AL: We would watch it together, yeah. Really sweet. And we were so excited when those new episodes came out. I’m a real sucker for any reunion or reboot. I don’t care, I’m like, “You guys can just sit there and I’ll watch you.
9. What’s the first piece of art or earliest piece of media that inspired you to go into your field?
AL: My dad really brought me up with old-school comedy, so I grew up with The Honeymooners and The Three Stooges and I Love Lucy. That was probably my first foray into comedy. I can’t pinpoint a single one, but I just remember a strong sense of watching comedy and feeling like, “Oh, this is all I want to do, and where I want to be. This feels right and good.”
My dad and I started doing sketch comedy together at a local theater, and it was very physical, clearly very inspired by The Three Stooges.
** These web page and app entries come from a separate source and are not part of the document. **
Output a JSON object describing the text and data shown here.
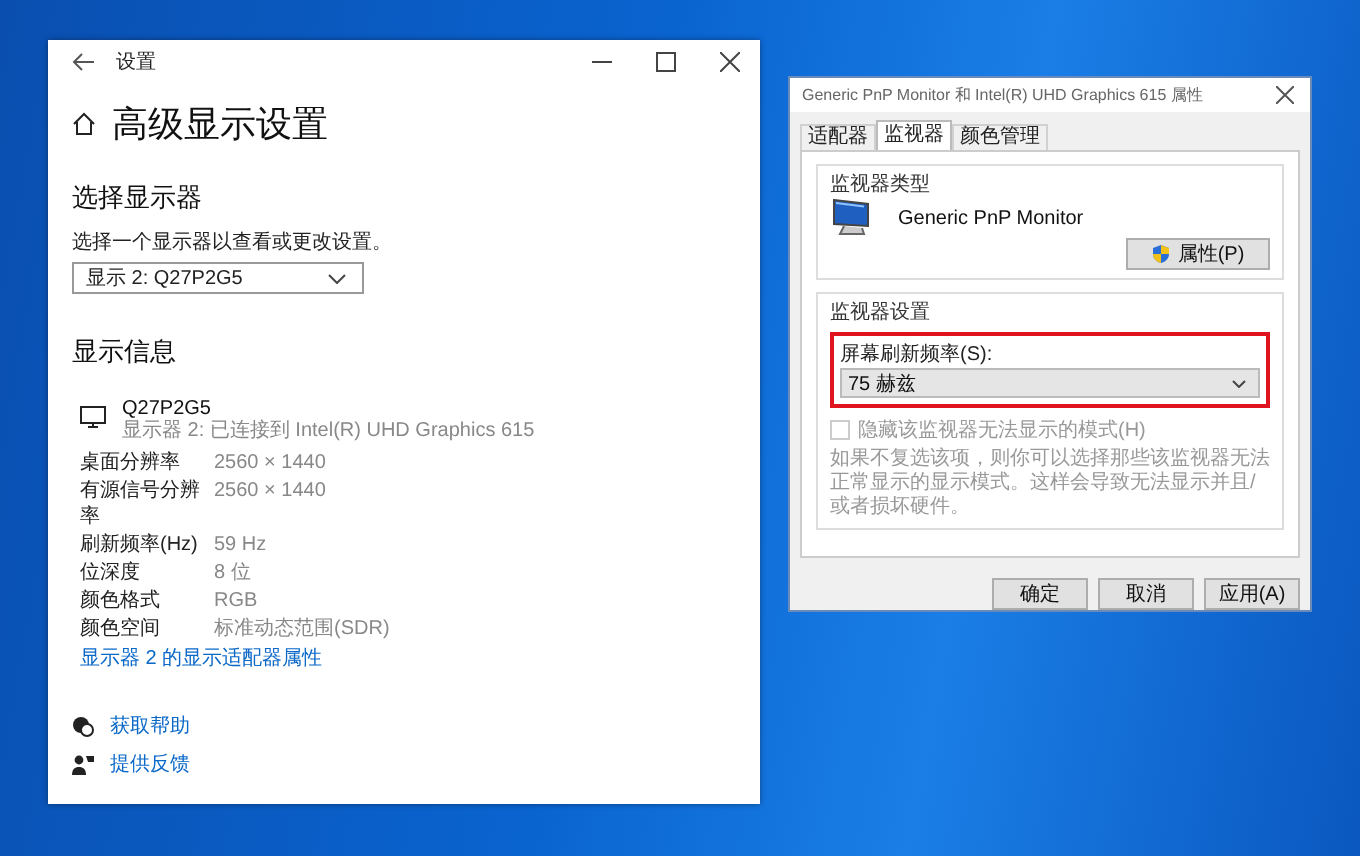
{
  "settings_window": {
    "title": "设置",
    "page_title": "高级显示设置",
    "select_display": {
      "heading": "选择显示器",
      "caption": "选择一个显示器以查看或更改设置。",
      "dropdown_value": "显示 2: Q27P2G5"
    },
    "display_info": {
      "heading": "显示信息",
      "monitor_name": "Q27P2G5",
      "monitor_connection": "显示器 2: 已连接到 Intel(R) UHD Graphics 615",
      "rows": [
        {
          "label": "桌面分辨率",
          "value": "2560 × 1440"
        },
        {
          "label": "有源信号分辨率",
          "value": "2560 × 1440"
        },
        {
          "label": "刷新频率(Hz)",
          "value": "59 Hz"
        },
        {
          "label": "位深度",
          "value": "8 位"
        },
        {
          "label": "颜色格式",
          "value": "RGB"
        },
        {
          "label": "颜色空间",
          "value": "标准动态范围(SDR)"
        }
      ],
      "adapter_link": "显示器 2 的显示适配器属性"
    },
    "help_links": [
      {
        "kind": "help",
        "label": "获取帮助"
      },
      {
        "kind": "feedback",
        "label": "提供反馈"
      }
    ]
  },
  "dialog": {
    "title": "Generic PnP Monitor 和 Intel(R) UHD Graphics 615 属性",
    "tabs": [
      {
        "label": "适配器",
        "selected": false
      },
      {
        "label": "监视器",
        "selected": true
      },
      {
        "label": "颜色管理",
        "selected": false
      }
    ],
    "monitor_type": {
      "group_title": "监视器类型",
      "monitor_name": "Generic PnP Monitor",
      "properties_button": "属性(P)"
    },
    "monitor_settings": {
      "group_title": "监视器设置",
      "refresh_label": "屏幕刷新频率(S):",
      "refresh_value": "75 赫兹",
      "highlighted": true,
      "hide_modes": {
        "label": "隐藏该监视器无法显示的模式(H)",
        "checked": false,
        "disabled": true
      },
      "description": "如果不复选该项，则你可以选择那些该监视器无法正常显示的显示模式。这样会导致无法显示并且/或者损坏硬件。"
    },
    "buttons": [
      "确定",
      "取消",
      "应用(A)"
    ]
  }
}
I remember there was a hairdressing scene, and I had these scissors, so a lot of it was just me talking and chopping, and my dad was moving his head out of the way. So, yeah, looking back, that’s definitely Stooges-inspired. Bonked him on the head with a hammer, knocked him out, concussed him—no, not quite like that.
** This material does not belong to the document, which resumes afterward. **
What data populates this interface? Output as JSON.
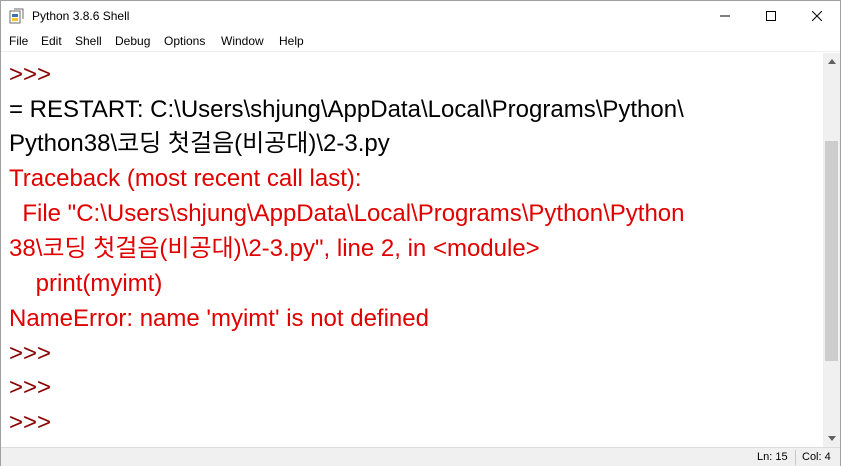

AVC: Growing up with the stuff your parents liked when they were younger is such an interesting phenomenon, because do you remember if you were aware that this wasn’t brand-new comedy? Did you know that The Three Stooges wasn’t currently on?
AL: No! [Laughs.] No, no no. I had such a weird—I just thought everything I was watching was new. I was very out of touch with modern things. I kind of listened to music my parents listened to, watched TV shows my parents watched. I remember being in—I don’t even know what grade—but someone asked me, “Do you like ‘Bugaboo’?” And I was like, “Bugaboo Creek?” I thought they were talking about [the restaurant]. I thought they were talking about the Bunyan Onion. Because I didn’t know [the Destiny’s Child song]. I was listening to, like, Raffi, you know what I mean? I was definitely a sheltered kid who was not up-to-date with pop culture until late in high school or college. Then I started being like, “Oh, there’s a whole world I can explore!” But I was like, “The Three Stooges? I’d love to see them live!”
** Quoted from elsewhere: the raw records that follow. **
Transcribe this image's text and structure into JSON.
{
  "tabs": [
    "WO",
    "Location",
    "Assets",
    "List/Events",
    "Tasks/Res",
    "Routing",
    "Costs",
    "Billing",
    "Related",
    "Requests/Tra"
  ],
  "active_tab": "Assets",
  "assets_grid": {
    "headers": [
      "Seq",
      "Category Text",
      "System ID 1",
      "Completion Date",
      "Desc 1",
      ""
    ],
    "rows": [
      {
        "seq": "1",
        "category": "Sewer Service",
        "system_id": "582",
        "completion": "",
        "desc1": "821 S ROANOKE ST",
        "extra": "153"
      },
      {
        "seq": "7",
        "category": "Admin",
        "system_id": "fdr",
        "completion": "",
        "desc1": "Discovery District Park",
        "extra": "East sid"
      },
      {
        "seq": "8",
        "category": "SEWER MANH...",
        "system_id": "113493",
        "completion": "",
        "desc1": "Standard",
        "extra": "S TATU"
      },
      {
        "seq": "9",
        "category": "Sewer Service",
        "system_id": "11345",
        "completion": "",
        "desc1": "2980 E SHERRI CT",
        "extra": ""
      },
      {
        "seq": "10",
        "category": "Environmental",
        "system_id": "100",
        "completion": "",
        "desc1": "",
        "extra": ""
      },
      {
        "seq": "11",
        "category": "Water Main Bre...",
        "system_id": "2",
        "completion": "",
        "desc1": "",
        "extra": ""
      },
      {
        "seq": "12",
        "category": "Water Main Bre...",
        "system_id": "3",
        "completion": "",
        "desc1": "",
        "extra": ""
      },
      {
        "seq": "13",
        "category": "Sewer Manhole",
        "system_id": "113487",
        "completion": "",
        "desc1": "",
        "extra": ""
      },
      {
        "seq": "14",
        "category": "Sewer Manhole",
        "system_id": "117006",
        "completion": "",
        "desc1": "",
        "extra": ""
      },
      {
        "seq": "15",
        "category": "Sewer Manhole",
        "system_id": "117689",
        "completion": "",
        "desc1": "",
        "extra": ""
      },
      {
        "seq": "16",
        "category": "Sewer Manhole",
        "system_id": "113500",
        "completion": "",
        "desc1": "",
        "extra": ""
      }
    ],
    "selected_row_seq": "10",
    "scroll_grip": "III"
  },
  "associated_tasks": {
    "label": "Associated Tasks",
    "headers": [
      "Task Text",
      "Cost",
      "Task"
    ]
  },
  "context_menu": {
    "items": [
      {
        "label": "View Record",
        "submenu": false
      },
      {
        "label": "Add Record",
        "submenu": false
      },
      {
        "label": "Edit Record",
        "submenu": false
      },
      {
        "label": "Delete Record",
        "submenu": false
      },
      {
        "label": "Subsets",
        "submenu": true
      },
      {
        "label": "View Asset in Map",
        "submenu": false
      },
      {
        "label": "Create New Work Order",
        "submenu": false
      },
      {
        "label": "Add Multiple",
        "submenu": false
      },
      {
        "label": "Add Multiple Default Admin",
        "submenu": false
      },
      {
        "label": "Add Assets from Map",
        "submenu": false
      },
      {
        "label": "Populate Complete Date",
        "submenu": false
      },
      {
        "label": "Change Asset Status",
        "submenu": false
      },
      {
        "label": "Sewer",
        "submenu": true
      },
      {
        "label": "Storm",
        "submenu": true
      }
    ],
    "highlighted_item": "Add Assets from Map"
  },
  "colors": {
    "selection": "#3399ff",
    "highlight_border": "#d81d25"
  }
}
AL: There’s so many. All of my friends, my boyfriend, and everyone who I’m around is professionally funny. So I’m lucky to be close friends with the funniest people I know. But then, obviously, my dad. He’s no longer with us, but he was the funniest person I know.
I re-watched this clip recently—my cousin sent it—and it’s really a treat to get to listen to and see videos of my dad. I hadn’t seen this one before, but he would do these roasts at Christmas. Basically, my cousin—I’m Greek, so everyone’s a cousin—they had their father living with them for a really long time, and he was really losing it. It was late in life, he couldn’t hear a thing, and it was causing a lot of problems. But my dad, basically right in front of him, said something like, “John, you’ve welcomed Uncle Charlie into your house—unfortunately, you never thought he’d live as long as he would!” Everyone just lost it, and Charlie couldn’t hear. We were screaming and laughing. It was so, so gutsy. But, in the moment, everyone really needed to laugh about that because they had been going through hell with this guy. [My dad] just knew how to bring comedy to the mundane, I would say.
AL: Oh, my goodness. You know on Instagram where you see—I’m a vegetarian, so I love a big sandwich as high as can be with just, basically, every vegetable on it. I don’t really have a nuanced palate, I’m like, “Just put every single thing on it with an inch of alfalfa sprouts!” Give me any vegetable with a vegan aioli, and I’m happy as a clam.
AVC: What bread is this on? What are you picturing?
AL: It’s on ciabatta, 100%. Yeah, I love ciabatta. I don’t like sweetness in my bread—no, I like a nice, crunchy ciabatta.
AVC: Which has a firmness to it that I think is going to be crucial in holding this massive sandwich together.
AL: That’s exactly right. We cannot have a soft bread because it will topple. We need the sturdy foundation.
Too Late premieres in select theaters and on digital platforms on June 25.